== Your objective ==
Whenever the word "JSON" turns up in a line below, that line should be copied.

Source data below:

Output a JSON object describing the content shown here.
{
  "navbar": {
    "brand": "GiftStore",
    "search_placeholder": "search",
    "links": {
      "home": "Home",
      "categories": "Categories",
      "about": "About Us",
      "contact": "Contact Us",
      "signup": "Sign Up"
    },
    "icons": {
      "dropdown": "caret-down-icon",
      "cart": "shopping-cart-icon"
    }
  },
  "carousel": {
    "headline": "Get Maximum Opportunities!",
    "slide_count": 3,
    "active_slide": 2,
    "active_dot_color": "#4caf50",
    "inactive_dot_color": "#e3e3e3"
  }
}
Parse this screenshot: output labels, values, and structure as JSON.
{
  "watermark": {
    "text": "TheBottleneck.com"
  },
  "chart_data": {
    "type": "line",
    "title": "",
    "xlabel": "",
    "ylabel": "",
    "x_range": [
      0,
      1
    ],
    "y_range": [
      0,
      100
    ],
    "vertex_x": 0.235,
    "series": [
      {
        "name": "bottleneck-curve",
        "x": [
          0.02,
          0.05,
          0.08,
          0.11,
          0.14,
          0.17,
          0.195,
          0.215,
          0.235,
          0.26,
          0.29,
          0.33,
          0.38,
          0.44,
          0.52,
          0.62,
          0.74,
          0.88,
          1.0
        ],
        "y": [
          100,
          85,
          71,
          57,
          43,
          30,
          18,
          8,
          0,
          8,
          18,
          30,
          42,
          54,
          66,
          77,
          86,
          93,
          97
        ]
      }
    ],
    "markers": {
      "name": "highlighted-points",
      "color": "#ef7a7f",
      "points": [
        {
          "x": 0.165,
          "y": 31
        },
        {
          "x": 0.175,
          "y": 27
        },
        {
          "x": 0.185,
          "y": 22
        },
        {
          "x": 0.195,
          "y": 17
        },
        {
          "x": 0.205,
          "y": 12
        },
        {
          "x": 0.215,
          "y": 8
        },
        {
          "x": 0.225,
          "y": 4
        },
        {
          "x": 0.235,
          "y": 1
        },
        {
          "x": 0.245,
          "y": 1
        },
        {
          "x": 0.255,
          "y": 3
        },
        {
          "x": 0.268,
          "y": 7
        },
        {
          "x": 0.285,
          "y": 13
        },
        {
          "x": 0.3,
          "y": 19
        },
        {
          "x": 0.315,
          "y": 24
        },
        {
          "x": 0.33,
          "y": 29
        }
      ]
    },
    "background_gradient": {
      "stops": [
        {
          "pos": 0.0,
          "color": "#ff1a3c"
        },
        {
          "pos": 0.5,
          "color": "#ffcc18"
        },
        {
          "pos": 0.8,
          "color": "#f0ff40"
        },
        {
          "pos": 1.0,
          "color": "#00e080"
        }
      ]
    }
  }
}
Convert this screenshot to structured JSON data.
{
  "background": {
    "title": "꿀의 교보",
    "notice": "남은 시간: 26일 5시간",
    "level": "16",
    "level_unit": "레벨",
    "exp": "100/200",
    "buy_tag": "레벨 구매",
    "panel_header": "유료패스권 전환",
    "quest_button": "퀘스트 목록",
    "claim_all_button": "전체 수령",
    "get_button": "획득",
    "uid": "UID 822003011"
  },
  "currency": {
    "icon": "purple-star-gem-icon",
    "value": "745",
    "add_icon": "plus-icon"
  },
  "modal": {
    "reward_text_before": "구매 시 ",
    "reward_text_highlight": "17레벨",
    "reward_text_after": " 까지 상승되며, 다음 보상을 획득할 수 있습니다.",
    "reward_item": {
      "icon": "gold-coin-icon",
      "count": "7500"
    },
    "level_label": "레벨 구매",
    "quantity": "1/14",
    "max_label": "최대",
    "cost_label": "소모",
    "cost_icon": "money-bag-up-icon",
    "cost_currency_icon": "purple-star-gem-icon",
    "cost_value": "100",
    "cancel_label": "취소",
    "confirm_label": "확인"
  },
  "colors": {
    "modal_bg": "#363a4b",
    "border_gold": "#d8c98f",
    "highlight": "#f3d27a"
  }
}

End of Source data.

== Answer section ==
Output a JSON object describing the content shown here.
Parse this screenshot: output labels, values, and structure as JSON.
Convert this screenshot to structured JSON data.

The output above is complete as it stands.